The two classifications of pet vaccines are core and non-core vaccines. “Core vaccines are things the entire pet population should be vaccinated against, due to universal risk,” said Schilling. “Non-core vaccines are recommended based on region of the country in which the patient lives and individual patient risk factors, like lifestyle and travel.”
Core vaccines would include vaccines against common diseases, like rabies, whereas vaccines against Lyme disease, or kennel cough are among the non-core vaccines. Non-core vaccines are not usually considered necessary, but are available to pets that are at risk for illness due to geographic locations, or specific lifestyle needs.
Another debate among many pet owners is whether performing at home vaccinations on your pet is easier and more efficient than taking them to a veterinary clinic. When making this decision, it is important to keep in mind that vaccines are extremely sensitive to handling. Various factors such as extreme temperatures can inactivate them, and vaccines purchased at a feed store are not guaranteed to be effective.
“Vaccines administered at a vet clinic are handled appropriately and care can be made to make sure the pet is vaccinated at appropriate intervals to ensure protection,” said Schilling. “The pet is examined prior to receiving vaccines each visit to make sure they are healthy.”
Companion animals today have the opportunity to live longer, healthier lives than ever before. This is partly due to the availability of vaccines to prevent them from many infectious diseases. There are always risks accompanying any medical procedure, but the chances of your pet having an adverse effect to vaccine are minimal. Just think, if we had stopped administering the smallpox vaccine after someone got sick from it, where would we be today?

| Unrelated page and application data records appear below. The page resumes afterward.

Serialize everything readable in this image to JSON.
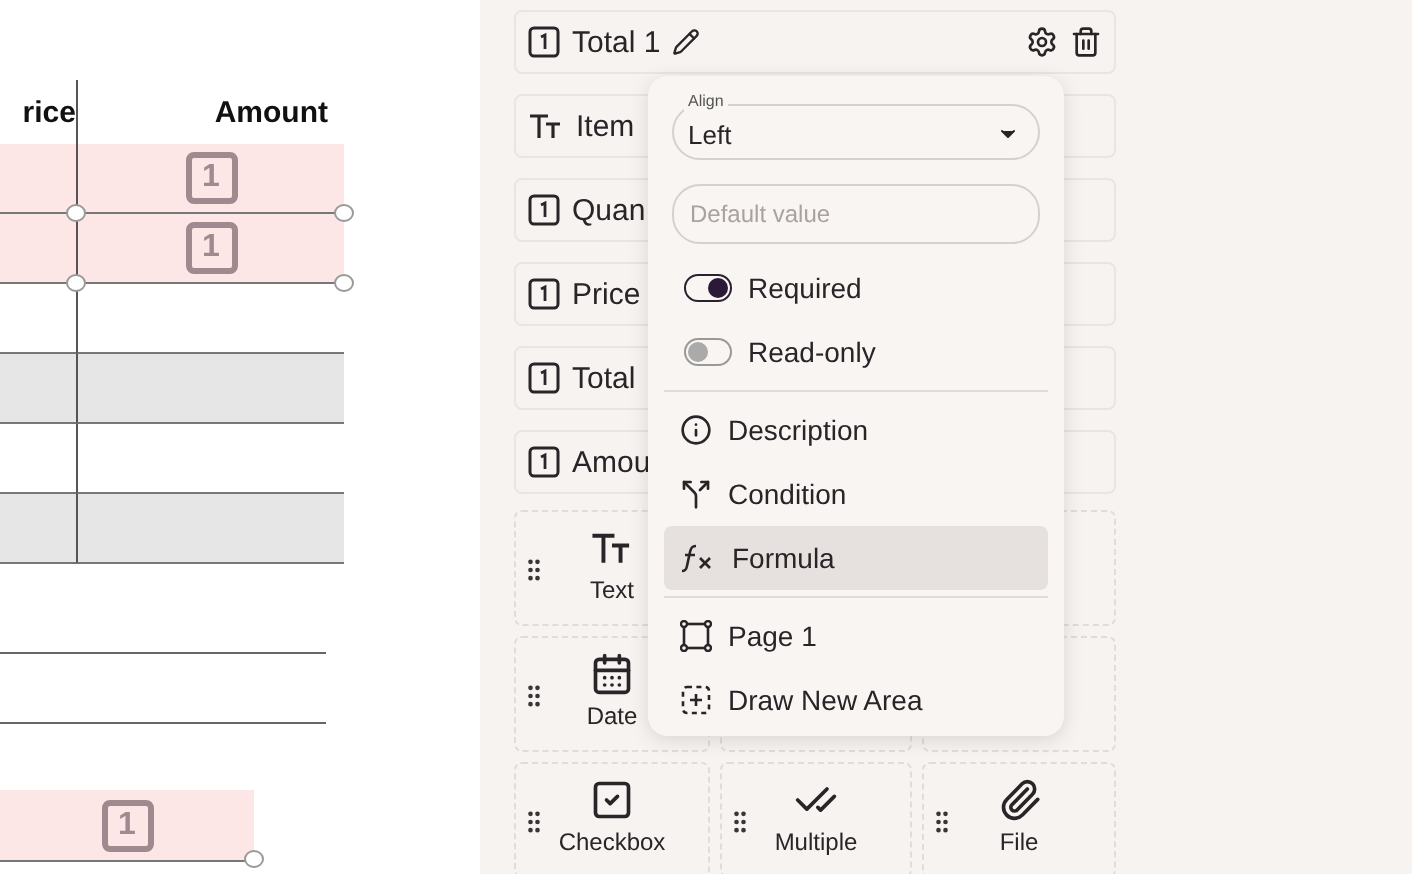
{
  "document": {
    "columns": [
      "rice",
      "Amount"
    ],
    "rows": [
      {
        "kind": "field",
        "badge": "1"
      },
      {
        "kind": "field",
        "badge": "1"
      },
      {
        "kind": "blank"
      },
      {
        "kind": "shaded"
      },
      {
        "kind": "blank"
      },
      {
        "kind": "shaded"
      }
    ],
    "lower_field": {
      "badge": "1"
    }
  },
  "fields": [
    {
      "kind": "number",
      "label": "Total 1",
      "selected": true
    },
    {
      "kind": "text",
      "label": "Item",
      "selected": false
    },
    {
      "kind": "number",
      "label": "Quan",
      "selected": false
    },
    {
      "kind": "number",
      "label": "Price",
      "selected": false
    },
    {
      "kind": "number",
      "label": "Total",
      "selected": false
    },
    {
      "kind": "number",
      "label": "Amou",
      "selected": false
    }
  ],
  "palette": [
    {
      "kind": "text",
      "label": "Text"
    },
    {
      "kind": "blank"
    },
    {
      "kind": "date",
      "label": "Date"
    },
    {
      "kind": "blank"
    },
    {
      "kind": "blank"
    },
    {
      "kind": "checkbox",
      "label": "Checkbox"
    },
    {
      "kind": "multiple",
      "label": "Multiple"
    },
    {
      "kind": "file",
      "label": "File"
    }
  ],
  "popup": {
    "align": {
      "label": "Align",
      "value": "Left"
    },
    "default_value": {
      "placeholder": "Default value"
    },
    "toggles": [
      {
        "label": "Required",
        "on": true
      },
      {
        "label": "Read-only",
        "on": false
      }
    ],
    "actions": [
      {
        "kind": "description",
        "label": "Description",
        "selected": false
      },
      {
        "kind": "condition",
        "label": "Condition",
        "selected": false
      },
      {
        "kind": "formula",
        "label": "Formula",
        "selected": true
      }
    ],
    "areas": [
      {
        "kind": "page",
        "label": "Page 1"
      },
      {
        "kind": "draw",
        "label": "Draw New Area"
      }
    ]
  }
}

Pet Talk is a service of the College of Veterinary Medicine and Biomedical Sciences, Texas A&M University.